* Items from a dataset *
★ ★ ★ ★
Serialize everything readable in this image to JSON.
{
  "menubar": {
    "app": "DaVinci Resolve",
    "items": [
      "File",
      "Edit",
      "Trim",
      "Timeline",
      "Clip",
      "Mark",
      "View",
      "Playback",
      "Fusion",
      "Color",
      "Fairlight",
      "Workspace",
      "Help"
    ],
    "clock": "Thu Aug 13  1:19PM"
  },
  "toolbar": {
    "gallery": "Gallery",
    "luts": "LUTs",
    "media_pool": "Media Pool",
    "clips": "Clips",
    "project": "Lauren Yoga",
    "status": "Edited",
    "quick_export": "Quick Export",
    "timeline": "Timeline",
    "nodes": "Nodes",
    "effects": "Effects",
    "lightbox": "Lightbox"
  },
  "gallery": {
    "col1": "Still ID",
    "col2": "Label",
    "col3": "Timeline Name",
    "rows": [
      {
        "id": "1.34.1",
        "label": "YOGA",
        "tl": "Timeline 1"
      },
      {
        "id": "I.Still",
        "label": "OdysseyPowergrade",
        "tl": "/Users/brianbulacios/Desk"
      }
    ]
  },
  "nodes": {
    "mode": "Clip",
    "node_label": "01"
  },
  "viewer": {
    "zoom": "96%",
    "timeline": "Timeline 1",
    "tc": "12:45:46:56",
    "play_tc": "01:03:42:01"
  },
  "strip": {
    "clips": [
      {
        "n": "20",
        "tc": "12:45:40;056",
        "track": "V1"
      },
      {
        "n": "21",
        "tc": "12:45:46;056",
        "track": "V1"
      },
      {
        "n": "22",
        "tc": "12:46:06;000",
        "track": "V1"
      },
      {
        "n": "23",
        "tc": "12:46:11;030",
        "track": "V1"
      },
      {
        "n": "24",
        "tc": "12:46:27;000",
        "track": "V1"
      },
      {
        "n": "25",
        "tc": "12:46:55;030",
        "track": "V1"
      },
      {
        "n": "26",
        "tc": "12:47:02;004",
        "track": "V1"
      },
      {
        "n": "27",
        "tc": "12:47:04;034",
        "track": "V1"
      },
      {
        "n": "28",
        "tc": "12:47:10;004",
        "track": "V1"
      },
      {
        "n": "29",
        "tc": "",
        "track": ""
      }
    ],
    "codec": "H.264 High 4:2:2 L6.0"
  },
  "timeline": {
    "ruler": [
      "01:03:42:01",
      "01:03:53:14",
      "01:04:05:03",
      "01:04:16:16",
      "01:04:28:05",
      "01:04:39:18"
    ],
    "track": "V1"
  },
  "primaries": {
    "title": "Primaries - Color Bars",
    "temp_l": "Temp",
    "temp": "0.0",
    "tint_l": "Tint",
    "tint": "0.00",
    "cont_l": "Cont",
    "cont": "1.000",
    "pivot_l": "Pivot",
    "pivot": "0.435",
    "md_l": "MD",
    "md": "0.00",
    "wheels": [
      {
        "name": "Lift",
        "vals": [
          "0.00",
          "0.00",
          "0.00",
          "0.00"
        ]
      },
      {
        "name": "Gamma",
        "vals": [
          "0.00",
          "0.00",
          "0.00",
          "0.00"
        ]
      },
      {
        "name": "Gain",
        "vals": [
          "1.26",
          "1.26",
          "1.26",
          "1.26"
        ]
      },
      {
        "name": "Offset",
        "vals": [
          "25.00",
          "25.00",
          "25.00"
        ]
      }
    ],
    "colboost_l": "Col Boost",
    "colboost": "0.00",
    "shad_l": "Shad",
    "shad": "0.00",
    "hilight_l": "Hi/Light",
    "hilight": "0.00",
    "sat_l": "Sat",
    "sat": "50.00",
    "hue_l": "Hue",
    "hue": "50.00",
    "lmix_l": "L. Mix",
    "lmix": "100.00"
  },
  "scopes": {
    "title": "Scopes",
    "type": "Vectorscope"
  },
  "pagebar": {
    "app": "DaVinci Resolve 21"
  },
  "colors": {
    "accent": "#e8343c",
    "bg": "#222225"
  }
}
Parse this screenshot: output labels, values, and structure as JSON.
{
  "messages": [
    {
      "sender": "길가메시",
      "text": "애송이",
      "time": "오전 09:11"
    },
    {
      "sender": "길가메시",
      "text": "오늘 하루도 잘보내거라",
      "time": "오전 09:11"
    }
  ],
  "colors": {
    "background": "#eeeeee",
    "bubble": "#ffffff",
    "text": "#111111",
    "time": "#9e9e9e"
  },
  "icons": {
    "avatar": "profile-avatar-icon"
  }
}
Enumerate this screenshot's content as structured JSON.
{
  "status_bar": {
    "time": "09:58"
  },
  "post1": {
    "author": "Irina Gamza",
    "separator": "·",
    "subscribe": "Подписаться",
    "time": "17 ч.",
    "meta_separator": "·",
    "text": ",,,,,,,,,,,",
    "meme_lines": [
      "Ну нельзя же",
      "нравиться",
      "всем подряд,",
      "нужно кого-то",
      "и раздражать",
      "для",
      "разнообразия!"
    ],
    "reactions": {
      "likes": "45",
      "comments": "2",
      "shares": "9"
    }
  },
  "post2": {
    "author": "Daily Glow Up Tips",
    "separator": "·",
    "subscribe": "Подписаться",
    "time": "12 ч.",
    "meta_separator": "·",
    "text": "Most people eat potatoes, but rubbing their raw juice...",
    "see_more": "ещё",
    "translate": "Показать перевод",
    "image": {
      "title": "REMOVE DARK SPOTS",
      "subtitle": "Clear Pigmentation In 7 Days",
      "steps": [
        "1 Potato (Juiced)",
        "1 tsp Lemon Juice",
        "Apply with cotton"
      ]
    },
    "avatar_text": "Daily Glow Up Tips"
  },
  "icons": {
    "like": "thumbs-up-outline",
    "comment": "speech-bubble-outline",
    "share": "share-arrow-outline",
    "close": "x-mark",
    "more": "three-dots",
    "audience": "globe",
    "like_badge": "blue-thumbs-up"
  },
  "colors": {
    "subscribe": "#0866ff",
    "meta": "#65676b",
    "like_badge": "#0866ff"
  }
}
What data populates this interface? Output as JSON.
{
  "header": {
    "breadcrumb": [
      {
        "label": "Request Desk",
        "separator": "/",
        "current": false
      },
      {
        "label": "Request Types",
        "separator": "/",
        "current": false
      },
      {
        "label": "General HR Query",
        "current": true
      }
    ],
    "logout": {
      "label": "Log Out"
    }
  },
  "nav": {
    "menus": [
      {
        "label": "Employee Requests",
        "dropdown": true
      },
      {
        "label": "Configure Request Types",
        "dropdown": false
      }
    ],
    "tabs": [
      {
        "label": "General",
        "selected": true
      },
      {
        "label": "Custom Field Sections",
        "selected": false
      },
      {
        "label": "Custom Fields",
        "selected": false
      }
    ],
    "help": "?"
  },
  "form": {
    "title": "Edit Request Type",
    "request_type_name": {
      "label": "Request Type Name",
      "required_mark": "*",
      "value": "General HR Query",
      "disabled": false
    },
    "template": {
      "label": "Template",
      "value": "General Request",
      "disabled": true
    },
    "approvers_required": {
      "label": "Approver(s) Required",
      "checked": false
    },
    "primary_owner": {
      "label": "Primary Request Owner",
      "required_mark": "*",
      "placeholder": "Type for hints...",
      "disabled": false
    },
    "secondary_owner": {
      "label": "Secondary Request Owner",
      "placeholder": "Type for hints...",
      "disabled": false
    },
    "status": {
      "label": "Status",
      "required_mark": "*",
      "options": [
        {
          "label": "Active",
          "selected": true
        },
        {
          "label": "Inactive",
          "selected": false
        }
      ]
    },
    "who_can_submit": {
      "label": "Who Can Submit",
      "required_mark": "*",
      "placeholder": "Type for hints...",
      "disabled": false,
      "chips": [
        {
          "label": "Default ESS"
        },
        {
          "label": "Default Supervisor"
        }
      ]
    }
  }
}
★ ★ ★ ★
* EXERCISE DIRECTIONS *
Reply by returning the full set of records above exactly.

* ANSWER TO THIS EXERCISE *
Serialize everything readable in this image to JSON.
{
  "menubar": {
    "app": "DaVinci Resolve",
    "items": [
      "File",
      "Edit",
      "Trim",
      "Timeline",
      "Clip",
      "Mark",
      "View",
      "Playback",
      "Fusion",
      "Color",
      "Fairlight",
      "Workspace",
      "Help"
    ],
    "clock": "Thu Aug 13  1:19PM"
  },
  "toolbar": {
    "gallery": "Gallery",
    "luts": "LUTs",
    "media_pool": "Media Pool",
    "clips": "Clips",
    "project": "Lauren Yoga",
    "status": "Edited",
    "quick_export": "Quick Export",
    "timeline": "Timeline",
    "nodes": "Nodes",
    "effects": "Effects",
    "lightbox": "Lightbox"
  },
  "gallery": {
    "col1": "Still ID",
    "col2": "Label",
    "col3": "Timeline Name",
    "rows": [
      {
        "id": "1.34.1",
        "label": "YOGA",
        "tl": "Timeline 1"
      },
      {
        "id": "I.Still",
        "label": "OdysseyPowergrade",
        "tl": "/Users/brianbulacios/Desk"
      }
    ]
  },
  "nodes": {
    "mode": "Clip",
    "node_label": "01"
  },
  "viewer": {
    "zoom": "96%",
    "timeline": "Timeline 1",
    "tc": "12:45:46:56",
    "play_tc": "01:03:42:01"
  },
  "strip": {
    "clips": [
      {
        "n": "20",
        "tc": "12:45:40;056",
        "track": "V1"
      },
      {
        "n": "21",
        "tc": "12:45:46;056",
        "track": "V1"
      },
      {
        "n": "22",
        "tc": "12:46:06;000",
        "track": "V1"
      },
      {
        "n": "23",
        "tc": "12:46:11;030",
        "track": "V1"
      },
      {
        "n": "24",
        "tc": "12:46:27;000",
        "track": "V1"
      },
      {
        "n": "25",
        "tc": "12:46:55;030",
        "track": "V1"
      },
      {
        "n": "26",
        "tc": "12:47:02;004",
        "track": "V1"
      },
      {
        "n": "27",
        "tc": "12:47:04;034",
        "track": "V1"
      },
      {
        "n": "28",
        "tc": "12:47:10;004",
        "track": "V1"
      },
      {
        "n": "29",
        "tc": "",
        "track": ""
      }
    ],
    "codec": "H.264 High 4:2:2 L6.0"
  },
  "timeline": {
    "ruler": [
      "01:03:42:01",
      "01:03:53:14",
      "01:04:05:03",
      "01:04:16:16",
      "01:04:28:05",
      "01:04:39:18"
    ],
    "track": "V1"
  },
  "primaries": {
    "title": "Primaries - Color Bars",
    "temp_l": "Temp",
    "temp": "0.0",
    "tint_l": "Tint",
    "tint": "0.00",
    "cont_l": "Cont",
    "cont": "1.000",
    "pivot_l": "Pivot",
    "pivot": "0.435",
    "md_l": "MD",
    "md": "0.00",
    "wheels": [
      {
        "name": "Lift",
        "vals": [
          "0.00",
          "0.00",
          "0.00",
          "0.00"
        ]
      },
      {
        "name": "Gamma",
        "vals": [
          "0.00",
          "0.00",
          "0.00",
          "0.00"
        ]
      },
      {
        "name": "Gain",
        "vals": [
          "1.26",
          "1.26",
          "1.26",
          "1.26"
        ]
      },
      {
        "name": "Offset",
        "vals": [
          "25.00",
          "25.00",
          "25.00"
        ]
      }
    ],
    "colboost_l": "Col Boost",
    "colboost": "0.00",
    "shad_l": "Shad",
    "shad": "0.00",
    "hilight_l": "Hi/Light",
    "hilight": "0.00",
    "sat_l": "Sat",
    "sat": "50.00",
    "hue_l": "Hue",
    "hue": "50.00",
    "lmix_l": "L. Mix",
    "lmix": "100.00"
  },
  "scopes": {
    "title": "Scopes",
    "type": "Vectorscope"
  },
  "pagebar": {
    "app": "DaVinci Resolve 21"
  },
  "colors": {
    "accent": "#e8343c",
    "bg": "#222225"
  }
}
Parse this screenshot: output labels, values, and structure as JSON.
{
  "messages": [
    {
      "sender": "길가메시",
      "text": "애송이",
      "time": "오전 09:11"
    },
    {
      "sender": "길가메시",
      "text": "오늘 하루도 잘보내거라",
      "time": "오전 09:11"
    }
  ],
  "colors": {
    "background": "#eeeeee",
    "bubble": "#ffffff",
    "text": "#111111",
    "time": "#9e9e9e"
  },
  "icons": {
    "avatar": "profile-avatar-icon"
  }
}
Enumerate this screenshot's content as structured JSON.
{
  "status_bar": {
    "time": "09:58"
  },
  "post1": {
    "author": "Irina Gamza",
    "separator": "·",
    "subscribe": "Подписаться",
    "time": "17 ч.",
    "meta_separator": "·",
    "text": ",,,,,,,,,,,",
    "meme_lines": [
      "Ну нельзя же",
      "нравиться",
      "всем подряд,",
      "нужно кого-то",
      "и раздражать",
      "для",
      "разнообразия!"
    ],
    "reactions": {
      "likes": "45",
      "comments": "2",
      "shares": "9"
    }
  },
  "post2": {
    "author": "Daily Glow Up Tips",
    "separator": "·",
    "subscribe": "Подписаться",
    "time": "12 ч.",
    "meta_separator": "·",
    "text": "Most people eat potatoes, but rubbing their raw juice...",
    "see_more": "ещё",
    "translate": "Показать перевод",
    "image": {
      "title": "REMOVE DARK SPOTS",
      "subtitle": "Clear Pigmentation In 7 Days",
      "steps": [
        "1 Potato (Juiced)",
        "1 tsp Lemon Juice",
        "Apply with cotton"
      ]
    },
    "avatar_text": "Daily Glow Up Tips"
  },
  "icons": {
    "like": "thumbs-up-outline",
    "comment": "speech-bubble-outline",
    "share": "share-arrow-outline",
    "close": "x-mark",
    "more": "three-dots",
    "audience": "globe",
    "like_badge": "blue-thumbs-up"
  },
  "colors": {
    "subscribe": "#0866ff",
    "meta": "#65676b",
    "like_badge": "#0866ff"
  }
}
What data populates this interface? Output as JSON.
{
  "header": {
    "breadcrumb": [
      {
        "label": "Request Desk",
        "separator": "/",
        "current": false
      },
      {
        "label": "Request Types",
        "separator": "/",
        "current": false
      },
      {
        "label": "General HR Query",
        "current": true
      }
    ],
    "logout": {
      "label": "Log Out"
    }
  },
  "nav": {
    "menus": [
      {
        "label": "Employee Requests",
        "dropdown": true
      },
      {
        "label": "Configure Request Types",
        "dropdown": false
      }
    ],
    "tabs": [
      {
        "label": "General",
        "selected": true
      },
      {
        "label": "Custom Field Sections",
        "selected": false
      },
      {
        "label": "Custom Fields",
        "selected": false
      }
    ],
    "help": "?"
  },
  "form": {
    "title": "Edit Request Type",
    "request_type_name": {
      "label": "Request Type Name",
      "required_mark": "*",
      "value": "General HR Query",
      "disabled": false
    },
    "template": {
      "label": "Template",
      "value": "General Request",
      "disabled": true
    },
    "approvers_required": {
      "label": "Approver(s) Required",
      "checked": false
    },
    "primary_owner": {
      "label": "Primary Request Owner",
      "required_mark": "*",
      "placeholder": "Type for hints...",
      "disabled": false
    },
    "secondary_owner": {
      "label": "Secondary Request Owner",
      "placeholder": "Type for hints...",
      "disabled": false
    },
    "status": {
      "label": "Status",
      "required_mark": "*",
      "options": [
        {
          "label": "Active",
          "selected": true
        },
        {
          "label": "Inactive",
          "selected": false
        }
      ]
    },
    "who_can_submit": {
      "label": "Who Can Submit",
      "required_mark": "*",
      "placeholder": "Type for hints...",
      "disabled": false,
      "chips": [
        {
          "label": "Default ESS"
        },
        {
          "label": "Default Supervisor"
        }
      ]
    }
  }
}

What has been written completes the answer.